* * *
The throngs of crane-watchers who visit the central Platte Valley each spring might be interested to know that cranes were here even during the Miocene, but perhaps surprised that they are not the ancestors of today's sandhill and whooping cranes. The visitor's centre at Ashfall houses the type specimen of Balearica exigua, a close relative of the black crowned crane (B. pavonina) and the grey crowned crane (B. regulorum), both found today in sub-Saharan Africa. Crowned cranes lack the "inflated" sternum or breastbone of the typical cranes, which acts as a resonating chamber and contributes to the evocative calls that are such a big part of the crane-watching experience in Nebraska.
The crowned cranes are the smallest of the living cranes, and exigua was smaller still than both pavonina and regulorum. Neither of the extant species is migratory, and it's quite possible that exigua was resident in what is now Nebraska, not just a seasonal visitor like the sandhills and whoopers.
[Grey crowned crane.]
The type specimen is beautifully preserved and almost entirely complete. Between the bird's ribs can even be seen the fossilised jaw of a lizard, presumably the crane's last meal before the grey cloud descended and snuffed the bird out.

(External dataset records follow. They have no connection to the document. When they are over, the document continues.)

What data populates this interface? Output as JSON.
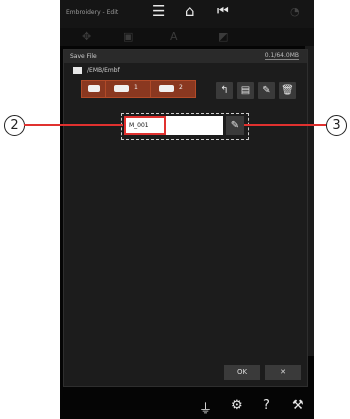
{
  "statusbar": {
    "app_title": "Embroidery - Edit"
  },
  "dialog": {
    "title": "Save File",
    "size": "0.1/64.0MB",
    "path": "/EMB/Embf",
    "devices": [
      {
        "num": "1"
      },
      {
        "num": "2"
      }
    ],
    "filename": "M_001",
    "ok_label": "OK",
    "cancel_label": "✕"
  },
  "callouts": {
    "left": "2",
    "right": "3"
  },
  "colors": {
    "accent": "#e0312f",
    "device_button": "#8a3820"
  }
}
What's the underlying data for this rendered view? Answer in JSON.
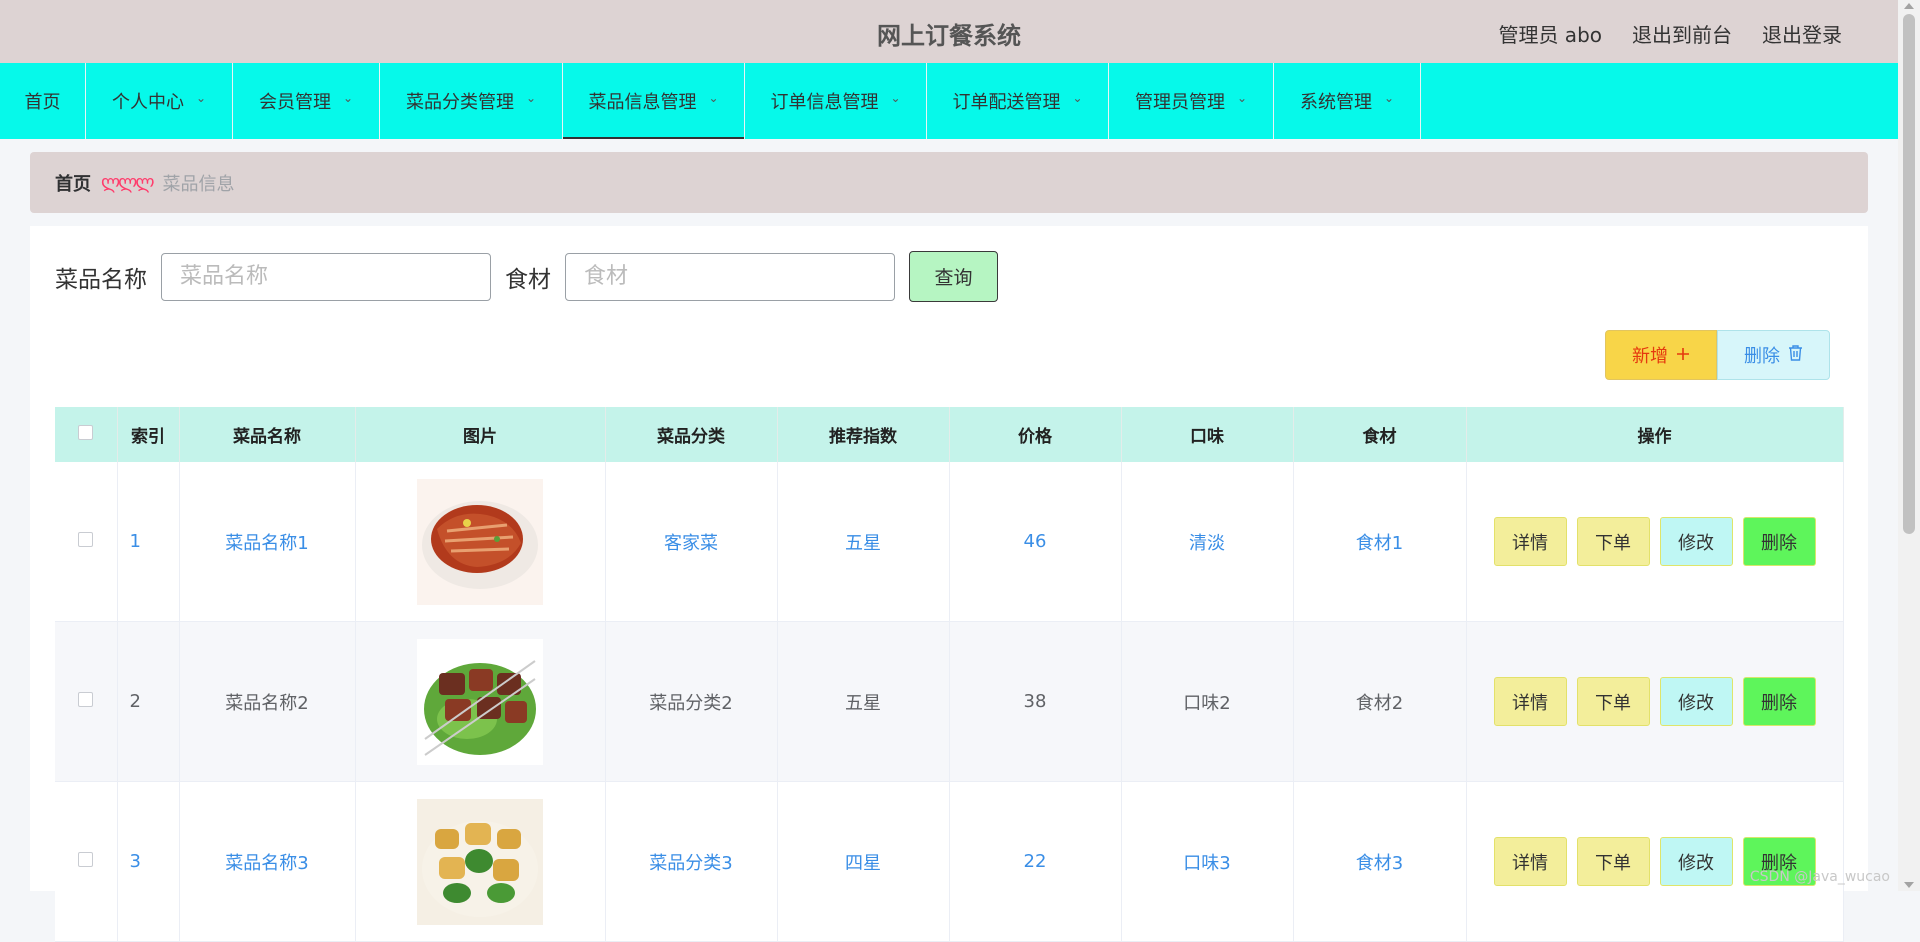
{
  "header": {
    "title": "网上订餐系统",
    "user_label": "管理员 abo",
    "to_front_label": "退出到前台",
    "logout_label": "退出登录"
  },
  "nav": {
    "items": [
      {
        "label": "首页",
        "has_dropdown": false
      },
      {
        "label": "个人中心",
        "has_dropdown": true
      },
      {
        "label": "会员管理",
        "has_dropdown": true
      },
      {
        "label": "菜品分类管理",
        "has_dropdown": true
      },
      {
        "label": "菜品信息管理",
        "has_dropdown": true,
        "active": true
      },
      {
        "label": "订单信息管理",
        "has_dropdown": true
      },
      {
        "label": "订单配送管理",
        "has_dropdown": true
      },
      {
        "label": "管理员管理",
        "has_dropdown": true
      },
      {
        "label": "系统管理",
        "has_dropdown": true
      }
    ]
  },
  "breadcrumb": {
    "home": "首页",
    "separator": "ლლლ",
    "current": "菜品信息"
  },
  "search": {
    "name_label": "菜品名称",
    "name_placeholder": "菜品名称",
    "name_value": "",
    "ingredient_label": "食材",
    "ingredient_placeholder": "食材",
    "ingredient_value": "",
    "query_label": "查询"
  },
  "toolbar": {
    "add_label": "新增",
    "add_icon": "plus-icon",
    "delete_label": "删除",
    "delete_icon": "trash-icon"
  },
  "table": {
    "headers": {
      "index": "索引",
      "name": "菜品名称",
      "image": "图片",
      "category": "菜品分类",
      "rating": "推荐指数",
      "price": "价格",
      "taste": "口味",
      "ingredient": "食材",
      "ops": "操作"
    },
    "rows": [
      {
        "index": "1",
        "name": "菜品名称1",
        "image": "roast-meat",
        "category": "客家菜",
        "rating": "五星",
        "price": "46",
        "taste": "清淡",
        "ingredient": "食材1"
      },
      {
        "index": "2",
        "name": "菜品名称2",
        "image": "kebab-skewers",
        "category": "菜品分类2",
        "rating": "五星",
        "price": "38",
        "taste": "口味2",
        "ingredient": "食材2"
      },
      {
        "index": "3",
        "name": "菜品名称3",
        "image": "tofu-dish",
        "category": "菜品分类3",
        "rating": "四星",
        "price": "22",
        "taste": "口味3",
        "ingredient": "食材3"
      }
    ],
    "row_actions": {
      "detail": "详情",
      "order": "下单",
      "edit": "修改",
      "delete": "删除"
    }
  },
  "watermark": "CSDN @Java_wucao",
  "colors": {
    "header_bg": "#ddd3d3",
    "nav_bg": "#06f9ea",
    "table_header_bg": "#c4f3ea",
    "link_blue": "#3a8ee6"
  }
}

* * *
From my perspective as a falconer and raptor enthusiast, the most interesting avian fossil to emerge from the Ashfall deposit is Apatosagittarius terrenus, the false secretarybird. To quote the abstract from the paper announcing its discovery:
A falconiform Miocene fossil bird from North America, represented by a nearly complete tarsometatarsus with phalanges in place, is that of a hawk that converged on the living Secretarybird Sagittarius serpentarius. It is described as a new genus and species, Apatosagittarius terrenus. The palaeoenvironment indicates a Miocene setting similar to the present day habitat of the living Secretarybird, characterized by extensive grasslands and savannas.
Now let us turn to our richest geological museums, and what a paltry display we behold! That our collections are imperfect is admitted by every one. The remark of that admirable palaeontologist, Edward Forbes, should never be forgotten, namely, that very many fossil species are known and named from single and often broken specimens, or from a few specimens collected on some one spot.